The four-part television series Howard's End debuted Sunday night on BBC and fans of E.M. Forster were excited to see another incarnation of the novel which was first made into a movie in 1992. The latest version of Howard's End was shaped by screenwriter Kenneth Lonergan whose last project, Manchester By The Sea, won several Oscars last season. But would a writer who largely writes contemporary dramas be able to work his magic with Howard's End, an Edwardian saga? Lonergan thought it was a great fit and has accepted the challenge to perhaps modernize some aspects for today's audience while still leaning heavily on Forster.

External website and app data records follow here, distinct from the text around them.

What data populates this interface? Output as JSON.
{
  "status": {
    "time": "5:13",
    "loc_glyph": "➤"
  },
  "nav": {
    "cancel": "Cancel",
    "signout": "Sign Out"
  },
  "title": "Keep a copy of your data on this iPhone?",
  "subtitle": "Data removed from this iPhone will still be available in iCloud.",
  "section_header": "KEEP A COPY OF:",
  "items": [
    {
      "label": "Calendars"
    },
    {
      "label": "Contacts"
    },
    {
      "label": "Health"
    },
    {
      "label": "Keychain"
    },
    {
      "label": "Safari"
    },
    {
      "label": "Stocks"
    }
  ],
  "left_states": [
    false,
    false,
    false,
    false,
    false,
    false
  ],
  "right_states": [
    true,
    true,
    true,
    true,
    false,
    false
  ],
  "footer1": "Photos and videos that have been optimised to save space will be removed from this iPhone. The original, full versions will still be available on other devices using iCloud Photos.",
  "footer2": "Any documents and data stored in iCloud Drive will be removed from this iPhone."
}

The Kenneth Lonergan/BBC version of Howard's End is less dramatic and theatrical than the 1992 movie which starred Emma Thompson, Helena Bonham Carter, and Anthony Hopkins. Lonergan explained that it was his goal to add some more realism to Howard's End while still sticking to the structure put in place by Forster. Many of the actors in this Howard's End are not that recognizable to American audiences, which also adds something to this new version.
"At first glance, the characters are all direct representatives of their respective classes. The two central relationships don't seem completely credible, emotionally. And you get the impression, incorrectly, that E.M. Forster has never met a poor person. Surrounding all that is this amazing tapestry of life in Edwardian England, all these issues that for intellectuals were very vital and immediate. And the more I had to rely on the material, the less help I thought it needed."Lonergan said that the Schlegel sisters, two of the main characters in Howard's End, are two of the best characters in fiction.Howard's End will certainly attract those who tuned in to Downton Abbey every week, and even though the novel was written over one hundred years ago, the themes and messages still stand up today. Like Downton Abbey, Howard's End is the story of class struggles, old money versus new money, and those who are educated and cultured versus those who are putting on airs. Lonergan's Howard's End is a no-brainer for those who love a costume drama.
But the first installment of the four-part Howard's End on BBC didn't go off entirely without a hitch. The actual broadcast of Howard's End attracted large numbers of viewers, and critics enjoyed it, but some of those who did tune in complained of technical problems, according to TVOvermind.
"Many people expressed their frustration at the loud background music in the show, finding it difficult to hear the dialogue. This seems to be less an issue with the show as with BBC, as this has been a recurring issue. Unfortunately, some viewers found the loud soundtrack so distracting that they have given up on the series."Many BBC viewers complained that they were barely able to hear the dialogue in Howard's End and turning up the volume didn't fix the problems, because it just made the background music louder too. Complaints of this source have repeatedly been an issue for eight years, and viewers complain that BBC has ignored viewer comments.
Social media, especially Twitter was full of comments, many of them by people who wanted to watch Howard's End, but found that due to sound issues, they couldn't. One person on Twitter said they felt ignored.
"Every time people complain to the BBC about loud soundtracks they are patronized and ignored."Another Howard's End viewer said that they tried to watch the whole thing, but couldn't.
"Another ruined drama by the use of loud inane music. Just when you think it's stopped, the flaming harp and violins start again."[Featured Image by BBC/BBC America]